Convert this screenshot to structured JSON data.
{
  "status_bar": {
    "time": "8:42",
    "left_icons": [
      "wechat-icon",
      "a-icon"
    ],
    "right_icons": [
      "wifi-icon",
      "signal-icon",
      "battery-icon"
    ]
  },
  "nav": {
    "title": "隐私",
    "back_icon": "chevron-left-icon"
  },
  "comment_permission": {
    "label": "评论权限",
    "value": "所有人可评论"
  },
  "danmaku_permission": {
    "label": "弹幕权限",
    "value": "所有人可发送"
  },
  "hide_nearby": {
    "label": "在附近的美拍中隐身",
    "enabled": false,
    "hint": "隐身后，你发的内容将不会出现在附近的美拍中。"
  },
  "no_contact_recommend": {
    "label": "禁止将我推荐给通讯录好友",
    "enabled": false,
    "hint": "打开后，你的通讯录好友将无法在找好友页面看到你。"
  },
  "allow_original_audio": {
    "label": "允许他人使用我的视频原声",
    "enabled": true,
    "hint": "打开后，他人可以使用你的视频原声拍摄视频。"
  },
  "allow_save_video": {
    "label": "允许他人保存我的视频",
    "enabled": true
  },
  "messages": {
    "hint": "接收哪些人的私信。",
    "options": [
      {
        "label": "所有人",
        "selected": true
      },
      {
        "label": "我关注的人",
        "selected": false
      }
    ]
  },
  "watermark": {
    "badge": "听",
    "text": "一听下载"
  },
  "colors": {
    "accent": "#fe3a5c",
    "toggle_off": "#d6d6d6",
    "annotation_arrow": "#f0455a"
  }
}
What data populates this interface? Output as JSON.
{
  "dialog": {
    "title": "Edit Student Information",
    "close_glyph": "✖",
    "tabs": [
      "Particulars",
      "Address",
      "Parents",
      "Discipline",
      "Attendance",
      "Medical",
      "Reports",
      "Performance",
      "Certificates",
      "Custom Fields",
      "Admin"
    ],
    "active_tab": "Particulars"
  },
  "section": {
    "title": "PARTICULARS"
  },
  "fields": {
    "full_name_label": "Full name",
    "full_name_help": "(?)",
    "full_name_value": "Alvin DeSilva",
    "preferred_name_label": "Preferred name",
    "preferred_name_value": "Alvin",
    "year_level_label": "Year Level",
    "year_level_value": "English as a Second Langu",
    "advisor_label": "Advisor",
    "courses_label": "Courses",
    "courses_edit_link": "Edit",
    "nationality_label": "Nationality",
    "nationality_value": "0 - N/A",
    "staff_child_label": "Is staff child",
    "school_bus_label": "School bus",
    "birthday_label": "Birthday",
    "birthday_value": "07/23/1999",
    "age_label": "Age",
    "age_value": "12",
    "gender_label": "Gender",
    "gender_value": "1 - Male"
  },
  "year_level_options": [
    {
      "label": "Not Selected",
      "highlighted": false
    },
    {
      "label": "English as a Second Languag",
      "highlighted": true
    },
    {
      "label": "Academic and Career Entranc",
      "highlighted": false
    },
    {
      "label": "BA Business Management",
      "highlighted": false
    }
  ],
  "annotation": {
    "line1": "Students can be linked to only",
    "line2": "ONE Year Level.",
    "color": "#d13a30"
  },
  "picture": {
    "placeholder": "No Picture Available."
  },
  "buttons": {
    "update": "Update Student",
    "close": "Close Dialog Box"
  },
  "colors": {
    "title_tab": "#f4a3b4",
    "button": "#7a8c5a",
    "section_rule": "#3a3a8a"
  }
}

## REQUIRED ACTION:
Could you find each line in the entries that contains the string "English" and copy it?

## ANSWER TO THIS EXERCISE:
    "year_level_value": "English as a Second Langu",
      "label": "English as a Second Languag",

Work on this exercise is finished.